If the annual report is dead, and is not to be produced, it’s time for the nonprofit to devise — and revise — other communication vehicles to ensure that newer supporters are fully informed about the breadth and depth of programs and services. Here’s how.
Everyone should review these tools and accounts in an Annual Communications Audit. Approach various social media platforms from the perspective of someone who is not familiar with your company and services. Where might they look for information (website, LinkedIn, Facebook, Twitter)? What would they find there? Is the content current (timeless or within the last week)? Take a few minutes to check the latest entries on your LinkedIn, Facebook and Twitter accounts, and others that your audiences visit.
Posing problem and solution questions will highlight the types of issues that the respondent likes to tackle, the approaches she offers and the clients she targets. Based on the answers, you may determine how this person meshes with your contacts and resources.
One week before you attend a networking event sponsored by a membership organization, contact key officers and committee chairs to apprise them of your interest in the group. The Program Chair, Membership Chair and Communications Chair, as well as the chairs of any committee that aligns with your profession, will be eager to meet you. At the event, ask them to introduce you to the President of the association, which enhances their stature and helps you join the inner circle of leaders.
To lead a workshop that will attract new clients, look beyond the membership of a professional organization and the four walls of a classroom. Develop an interactive session and offer it to your connections for their professional development and that of their peers. At this contact’s office, you’ll collect their colleagues’ cards and their appreciation.
Tap into your network for advice and your own brain-stretching. Networking meetings are not only about individuals and their presentations. It’s the collection of multi-disciplinary perspective each one brings to the table. Informally advising your colleague will help you exercise your brainstorming muscles, build trust among contacts and garner ideas to develop your own business.

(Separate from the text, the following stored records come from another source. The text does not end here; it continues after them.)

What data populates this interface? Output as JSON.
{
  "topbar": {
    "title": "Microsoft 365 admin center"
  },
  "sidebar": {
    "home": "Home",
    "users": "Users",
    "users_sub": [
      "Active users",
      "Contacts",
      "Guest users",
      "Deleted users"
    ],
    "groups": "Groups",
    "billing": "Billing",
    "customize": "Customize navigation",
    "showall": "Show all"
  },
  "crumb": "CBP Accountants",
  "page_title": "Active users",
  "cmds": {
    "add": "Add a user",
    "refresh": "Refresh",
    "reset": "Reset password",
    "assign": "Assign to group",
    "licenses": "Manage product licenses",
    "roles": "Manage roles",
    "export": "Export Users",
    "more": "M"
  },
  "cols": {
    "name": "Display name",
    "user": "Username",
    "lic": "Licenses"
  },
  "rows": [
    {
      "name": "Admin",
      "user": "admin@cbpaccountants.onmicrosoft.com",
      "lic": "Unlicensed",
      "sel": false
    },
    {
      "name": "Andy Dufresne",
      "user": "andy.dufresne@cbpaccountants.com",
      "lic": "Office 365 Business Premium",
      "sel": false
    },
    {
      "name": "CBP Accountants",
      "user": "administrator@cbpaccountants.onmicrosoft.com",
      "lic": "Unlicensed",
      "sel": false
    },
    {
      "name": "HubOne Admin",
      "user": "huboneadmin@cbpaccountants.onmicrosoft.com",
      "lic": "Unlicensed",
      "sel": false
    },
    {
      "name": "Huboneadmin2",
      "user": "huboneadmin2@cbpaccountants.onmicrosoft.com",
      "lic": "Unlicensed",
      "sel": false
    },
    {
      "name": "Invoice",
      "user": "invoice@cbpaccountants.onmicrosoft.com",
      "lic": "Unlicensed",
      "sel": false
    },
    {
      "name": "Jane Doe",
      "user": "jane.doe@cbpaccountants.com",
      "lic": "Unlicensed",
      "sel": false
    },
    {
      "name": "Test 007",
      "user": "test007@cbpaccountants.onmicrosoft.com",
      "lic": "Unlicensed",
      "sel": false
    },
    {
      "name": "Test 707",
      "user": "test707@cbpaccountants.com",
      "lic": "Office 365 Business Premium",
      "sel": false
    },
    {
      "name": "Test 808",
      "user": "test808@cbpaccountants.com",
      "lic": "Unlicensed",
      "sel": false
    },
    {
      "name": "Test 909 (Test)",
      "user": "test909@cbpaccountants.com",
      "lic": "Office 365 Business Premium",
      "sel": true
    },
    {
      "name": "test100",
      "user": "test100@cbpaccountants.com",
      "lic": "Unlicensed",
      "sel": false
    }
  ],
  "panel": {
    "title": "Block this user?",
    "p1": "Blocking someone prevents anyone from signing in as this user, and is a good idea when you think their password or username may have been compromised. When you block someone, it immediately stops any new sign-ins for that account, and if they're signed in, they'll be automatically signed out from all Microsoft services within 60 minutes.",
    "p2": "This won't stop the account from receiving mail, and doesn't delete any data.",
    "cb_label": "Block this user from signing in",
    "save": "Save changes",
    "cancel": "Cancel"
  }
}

When writing an article, an author or reporter traditionally thinks of the five W’s – Who, What When, Where and Why, plus How – as questions to be answered.
Consider how that familiar paradigm looks when the reader is put at the center of the discussion.